No, not the president. At least not the sitting one. Someday I’m sure I’ll write about my undying admiration for men the likes of Washington, Lincoln, Reagan, Generals Lee and Chamberlain, PM Churchill, and Bishop Sheen, but not today.
Today, I want to talk about my dad.
Tomorrow is his last day on The Job. It’s been a good job, considering it’s meant he’s been able to keep a roof over our heads and food in our stomachs. The medical bills have always been paid for: The Job is unionized and came with a most excellent insurance package. I’ll be the first to admit it was a tough job – long hours outside in all weather (I think the only time they ever called it off for weather was once during a hurricane and then again in the October Blizzard.) and “peak season” – black Friday through New Year’s we all knew just sucked. If Dad made it to the family Christmas Eve dinner it’s usually been a miracle of Christmas proportions in and of itself.
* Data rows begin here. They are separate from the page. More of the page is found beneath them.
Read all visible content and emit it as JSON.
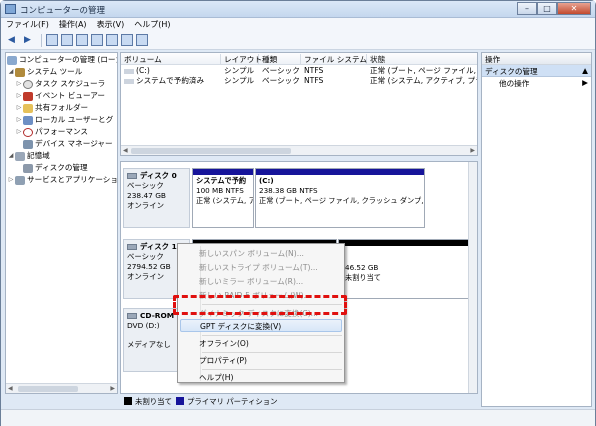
{
  "window": {
    "title": "コンピューターの管理",
    "min": "–",
    "max": "□",
    "close": "✕"
  },
  "menu": [
    "ファイル(F)",
    "操作(A)",
    "表示(V)",
    "ヘルプ(H)"
  ],
  "tree": {
    "root": "コンピューターの管理 (ローカ",
    "system_tools": "システム ツール",
    "task_scheduler": "タスク スケジューラ",
    "event_viewer": "イベント ビューアー",
    "shared_folders": "共有フォルダー",
    "local_users": "ローカル ユーザーとグ",
    "performance": "パフォーマンス",
    "device_manager": "デバイス マネージャー",
    "storage": "記憶域",
    "disk_management": "ディスクの管理",
    "services": "サービスとアプリケーショ"
  },
  "volume_list": {
    "headers": [
      "ボリューム",
      "レイアウト",
      "種類",
      "ファイル システム",
      "状態"
    ],
    "rows": [
      [
        "(C:)",
        "シンプル",
        "ベーシック",
        "NTFS",
        "正常 (ブート, ページ ファイル, ク"
      ],
      [
        "システムで予約済み",
        "シンプル",
        "ベーシック",
        "NTFS",
        "正常 (システム, アクティブ, プラ"
      ]
    ]
  },
  "disk0": {
    "name": "ディスク 0",
    "type": "ベーシック",
    "size": "238.47 GB",
    "status": "オンライン",
    "p1": {
      "label": "システムで予約",
      "size": "100 MB NTFS",
      "status": "正常 (システム, ア"
    },
    "p2": {
      "label": "(C:)",
      "size": "238.38 GB NTFS",
      "status": "正常 (ブート, ページ ファイル, クラッシュ ダンプ,"
    }
  },
  "disk1": {
    "name": "ディスク 1",
    "type": "ベーシック",
    "size": "2794.52 GB",
    "status": "オンライン",
    "p_size": "46.52 GB",
    "p_status": "未割り当て"
  },
  "cdrom": {
    "name": "CD-ROM",
    "drive": "DVD (D:)",
    "status": "メディアなし"
  },
  "legend": {
    "unallocated": "未割り当て",
    "primary": "プライマリ パーティション"
  },
  "actions": {
    "header": "操作",
    "selected": "ディスクの管理",
    "more": "他の操作"
  },
  "context_menu": {
    "items": [
      "新しいスパン ボリューム(N)...",
      "新しいストライプ ボリューム(T)...",
      "新しいミラー ボリューム(R)...",
      "新しい RAID-5 ボリューム(W)...",
      "ダイナミック ディスクに変換(C)...",
      "GPT ディスクに変換(V)",
      "オフライン(O)",
      "プロパティ(P)",
      "ヘルプ(H)"
    ]
  },
  "colors": {
    "unallocated": "#000000",
    "primary": "#16149a",
    "highlight": "#e0100e"
  }
}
But he did it. For all the long, cold, wet, icy, snowy, sweaty, hot, humid, “insert weather conditions here” he stuck with it for thirty long years. The Job had nothing to do with what he went to school for. The man has multiple college degrees, including a Masters, he’s a Navy veteran, and he’s spent the last 30 years as a blue-collar package delivery man because it was a surefire way of making sure his family got taken care of. He was unemployed when I showed up and since babies are on the expensive side, he took what he could get.
So for all the dance recitals and baseball games missed (I practically forced him to take a personal day when I graduated from high school. I didn’t want to take the chance he’d get stuck at work and miss commencement.) For all the late hours you came home really too tired to do anything but eat dinner, take a shower, and go to bed, but stayed up and read us a bedtime story anyway (you’re never living down Henry the Duck and the cood fooking on the stove) or help us with homework or explain why politicians were making no sense and why a president had to ask what the definition of “is” is… thanks. Thanks for being a man of great character and integrity, and for always putting your family first.
Thanks for being a Dad, and not just a father.
Enjoy your retirement*.
*No one can hang around the house too long. Trust me. I highly recommend volunteering, or a golf membership, or a part-time job, or something, anything. Long experience has taught us that if you’re home and underfoot too long, your children may kill you. In a totally loving way. But seriously. Get out of the house every once in a while. ❤